Come, Holy Spirit, fill the hearts of Thy faithful and enkindle in them the fire of Thy love. Send forth Thy Spirit and they shall be created and Thou shalt renew the face of the earth.

Let us pray.

O God, who did instruct the hearts of Thy faithful by the light of the Holy Spirit, grant us in the same Spirit to be truly wise, and ever to rejoice in His consolation. Through Christ Our Lord. Amen.

The Chaplet ends with the beautiful prayer to the Holy Spirit written by Cardinal Désiré-Joseph Mercier:

The beautiful design followed a thoughtful and prayerful process

In order to create the chaplet itself, Fr. Buettner met with rosary designers from The Catholic Company, and in considering the design of the chaplet they reflected on the richness of the prayers it offers. Morgan Smith, a Product Development Manager for The Catholic Company, said it was a true privilege to work on the design for the chaplet, especially knowing that it will spread devotion to the Holy Spirit and the Seven Gifts given by Him.

Together with Father we decided the chaplet should have hints of red for the Holy Spirit, but not overwhelmingly so. We were led to this Red Creek Jasper bead with enough variety to make each bead an individual meditation upon the different gifts. The fire-polished glass beads separating each bead symbolize the light of the Holy Spirit—along with the one large red fire-polished bead symbolizing the fire of the Holy Spirit.

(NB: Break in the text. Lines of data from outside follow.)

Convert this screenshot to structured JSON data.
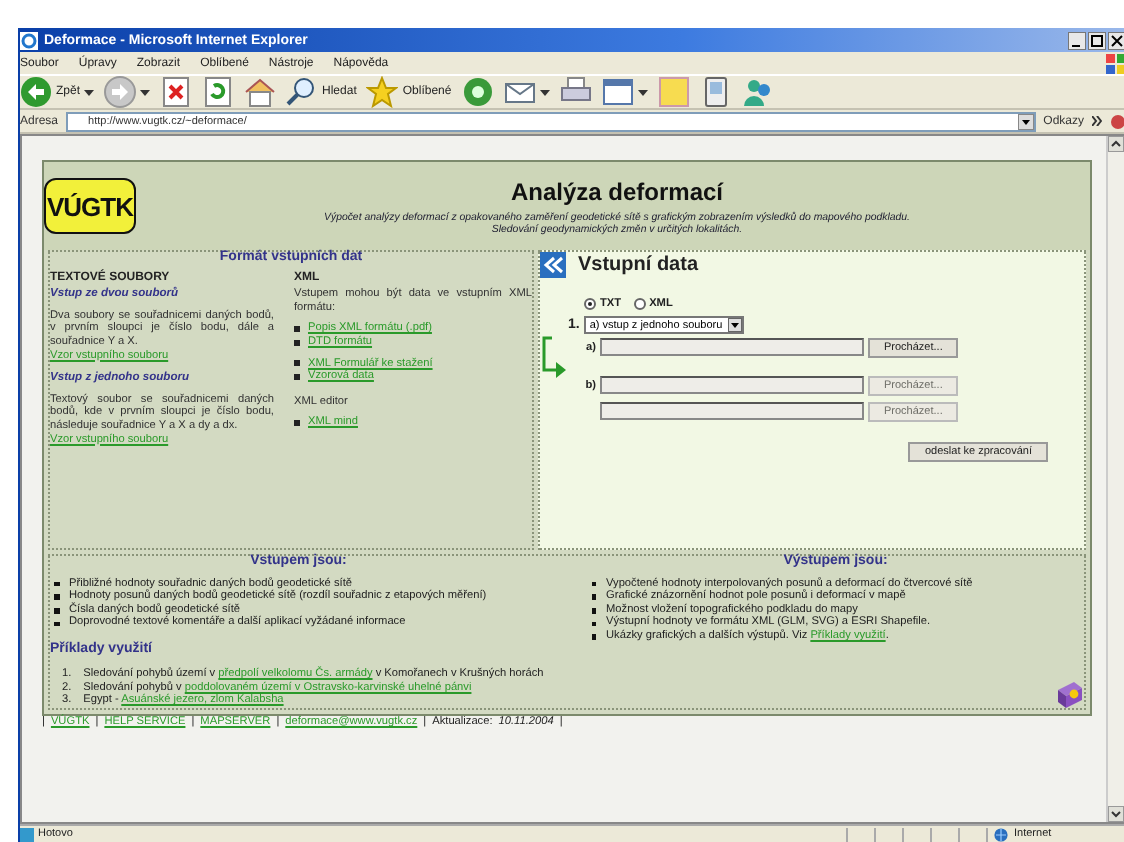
{
  "window": {
    "title": "Deformace - Microsoft Internet Explorer"
  },
  "menu": [
    "Soubor",
    "Úpravy",
    "Zobrazit",
    "Oblíbené",
    "Nástroje",
    "Nápověda"
  ],
  "toolbar": [
    {
      "kind": "back",
      "label": "Zpět",
      "dropdown": true
    },
    {
      "kind": "forward",
      "dropdown": true
    },
    {
      "kind": "stop"
    },
    {
      "kind": "refresh"
    },
    {
      "kind": "home"
    },
    {
      "kind": "search",
      "label": "Hledat"
    },
    {
      "kind": "favorites",
      "label": "Oblíbené"
    },
    {
      "kind": "media"
    },
    {
      "kind": "mail",
      "dropdown": true
    },
    {
      "kind": "print"
    },
    {
      "kind": "edit",
      "dropdown": true
    },
    {
      "kind": "note"
    },
    {
      "kind": "device"
    },
    {
      "kind": "people"
    }
  ],
  "address": {
    "label": "Adresa",
    "url": "http://www.vugtk.cz/~deformace/",
    "links_label": "Odkazy"
  },
  "header": {
    "logo": "VÚGTK",
    "title": "Analýza deformací",
    "subtitle_lines": [
      "Výpočet analýzy deformací z opakovaného zaměření geodetické sítě s grafickým zobrazením výsledků do mapového podkladu.",
      "Sledování geodynamických změn v určitých lokalitách."
    ]
  },
  "format_panel": {
    "title": "Formát vstupních dat",
    "text_files": {
      "heading": "TEXTOVÉ SOUBORY",
      "sections": [
        {
          "title": "Vstup ze dvou souborů",
          "text": "Dva soubory se souřadnicemi daných bodů, v prvním sloupci je číslo bodu, dále a souřadnice Y a X.",
          "link": "Vzor vstupního souboru"
        },
        {
          "title": "Vstup z jednoho souboru",
          "text": "Textový soubor se souřadnicemi daných bodů, kde v prvním sloupci je číslo bodu, následuje souřadnice Y a X a dy a dx.",
          "link": "Vzor vstupního souboru"
        }
      ]
    },
    "xml": {
      "heading": "XML",
      "text": "Vstupem mohou být data ve vstupním XML formátu:",
      "link_groups": [
        [
          "Popis XML formátu (.pdf)",
          "DTD formátu"
        ],
        [
          "XML Formulář ke stažení",
          "Vzorová data"
        ]
      ],
      "editor_label": "XML editor",
      "editor_links": [
        "XML mind"
      ]
    }
  },
  "input_panel": {
    "title": "Vstupní data",
    "radios": [
      {
        "label": "TXT",
        "selected": true
      },
      {
        "label": "XML",
        "selected": false
      }
    ],
    "step": "1.",
    "select_value": "a) vstup z jednoho souboru",
    "files": [
      {
        "label": "a)",
        "button": "Procházet...",
        "disabled": false
      },
      {
        "label": "b)",
        "button": "Procházet...",
        "disabled": true
      },
      {
        "button": "Procházet...",
        "disabled": true
      }
    ],
    "submit": "odeslat ke zpracování"
  },
  "inputs": {
    "title": "Vstupem jsou:",
    "items": [
      {
        "text": "Přibližné hodnoty souřadnic daných bodů geodetické sítě"
      },
      {
        "text": "Hodnoty posunů daných bodů geodetické sítě (rozdíl souřadnic z etapových měření)"
      },
      {
        "text": "Čísla daných bodů geodetické sítě"
      },
      {
        "text": "Doprovodné textové komentáře a další aplikací vyžádané informace"
      }
    ]
  },
  "outputs": {
    "title": "Výstupem jsou:",
    "items": [
      {
        "text": "Vypočtené hodnoty interpolovaných posunů a deformací do čtvercové sítě"
      },
      {
        "text": "Grafické znázornění hodnot pole posunů i deformací v mapě"
      },
      {
        "text": "Možnost vložení topografického podkladu do mapy"
      },
      {
        "text": "Výstupní hodnoty ve formátu XML (GLM, SVG) a ESRI Shapefile."
      },
      {
        "text": "Ukázky grafických a dalších výstupů. Viz ",
        "link": "Příklady využití",
        "after": "."
      }
    ]
  },
  "examples": {
    "title": "Příklady využití",
    "items": [
      {
        "number": "1.",
        "text": "Sledování pohybů území v ",
        "link": "předpolí velkolomu Čs. armády",
        "after": " v Komořanech v Krušných horách"
      },
      {
        "number": "2.",
        "text": "Sledování pohybů v ",
        "link": "poddolovaném území v Ostravsko-karvinské uhelné pánvi"
      },
      {
        "number": "3.",
        "text": "Egypt - ",
        "link": "Asuánské jezero, zlom Kalabsha"
      }
    ]
  },
  "footer": {
    "separator": "|",
    "links": [
      "VÚGTK",
      "HELP SERVICE",
      "MAPSERVER",
      "deformace@www.vugtk.cz"
    ],
    "update_label": "Aktualizace:",
    "update_date": "10.11.2004"
  },
  "status_bar": {
    "text": "Hotovo",
    "zone": "Internet"
  }
}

Morgan Smith, from The Catholic Company

Father explained that it was his intention and his hope that the Chaplet act as a “tuning fork to train the ear to be more attentive to the tone of God’s voice”:

From the moment that the soul is bathed in the holy waters of Baptism, the Christian becomes a temple of the Holy Spirit. The divine gift exchanged between the eternal Father and His beloved Son is poured upon each one of God’s adopted sons and daughters. The Holy Spirit, therefore, has been called the “soul’s delightful guest.” The mysterious indwelling of the Holy Spirit is not merely meant to inhabit in the soul, to take up residence like Our Lord’s persistent presence in the tabernacle whenever the Blessed Sacrament is present; instead, the Holy Spirit is present in the soul to animate the faculties and powers of the Christian to accomplish magnanimous work, namely the sanctification and salvation of our soul.

Fr. Matthew Buettner

Hope for the new devotion

The faithful have always used a variety of practices as a means of permeating everyday life with prayers to God. Examples include novenas in honor of Mary and the other saints, the Rosary, the Angelus, the Stations of the Cross, the veneration of relics, the use of sacramentals, etc. Properly used, popular devotional practices do not replace the liturgical life of the Church; rather, they extend it into daily life. While the Holy Mass itself is known as the highest form of prayer and “the source and summit of our faith,” these prayers and devotions enrich us and actually assist us in continuing to draw on the Mass even throughout our daily life.

The hope is that this brand-new devotion will ignite and draw people to a new relationship with the Holy Spirit and will assist in prayers for the seven gifts in particular ways.

What a gift Fr. Buettner has given to the whole Church!

To learn more about the new series, The Seven Gifts of the Holy Spirit, or to join the series: